The in-kind grant for WSU includes Siemens PLM Software’s NX™ software, a leading integrated solution for computer-aided design, manufacturing and engineering (CAD/CAM/CAE).
“By using the same technology in the classroom that is used by companies all over the world to develop a wide variety of products, our students gain important real- world experience during their studies that will serve them well after graduation,’’ said Candis Claiborn, dean of the Voiland College of Engineering and Architecture. “We are excited to work with Siemens PLM Software to provide industry-leading technology in the classroom.”
WSU students in Pullman and Everett will use the software in their senior mechanical engineering capstone design courses and, in particular, as part of the AerosPACE, or Aerospace Partners for the Advancement of Collaborative Engineering, program. The Boeing Company started AerosPACE in 2013 to give students real-world collaboration practice before entering the job market. Students in the program work two semesters as part of a multi-disciplinary team with students from several other universities as well as with industry partners on designing, building, and flying an unmanned aerial vehicle. WSU’s Everett program is led by Professor Xiaopeng Bi.

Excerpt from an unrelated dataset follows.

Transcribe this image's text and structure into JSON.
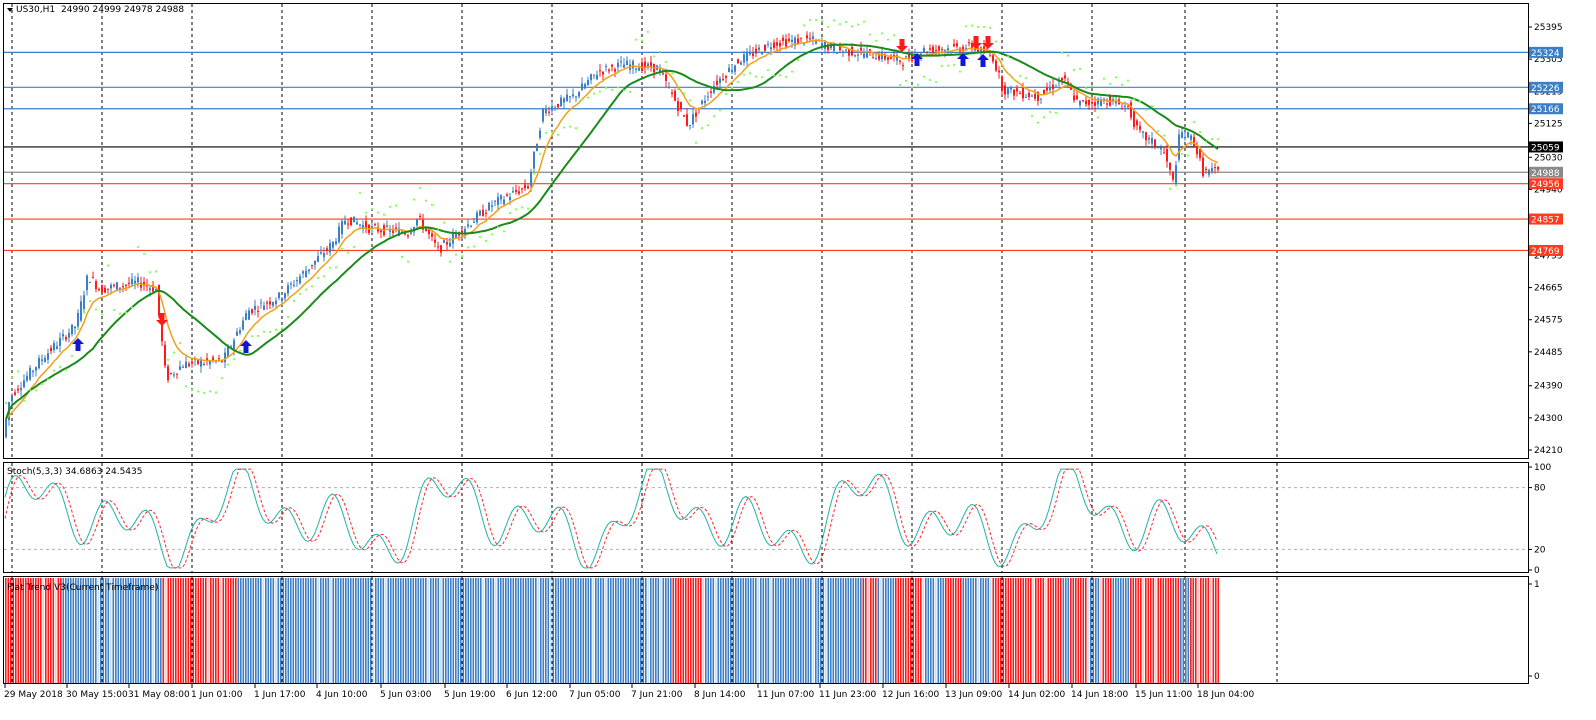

This year, the students developed an unmanned surveillance aircraft for wildland firefighting. Effectively controlling tens of thousands of fires a year around the country requires tight coordination of personnel, vehicles, equipment, and time, according to Bi. Firefighters need to augment their information about wildfire growth affordably in real time. An unmanned surveillance aircraft can lower costs and provide a safer alternative to a manned aircraft. The students successfully tested and flew their plane in April.
“This partnership enables us to meet the needs of employers and prepare students for these significant high-paying STEM careers,” said Bi.
“Siemens PLM Software is dedicated to helping develop the next generation of highly trained and highly qualified engineers and technologists,’’ said Dora Smith, global director, Academic Partner Program, Siemens PLM Software. “Our academic partnership with WSU encourages students to pursue careers that will revitalize manufacturing in the U.S. and around the world.”
Note: NX is a trademark or registered trademark of Siemens Product Lifecycle Management Software Inc. or its subsidiaries in the United States and in other countries.
Michael Kessler, Berry Family Director and Professor, School of Mechanical and Materials Engineering, (509) 335-8654, email@example.com
Tina Hilding, Voiland College of Engineering and Architecture communications, (509) 335-5095, firstname.lastname@example.org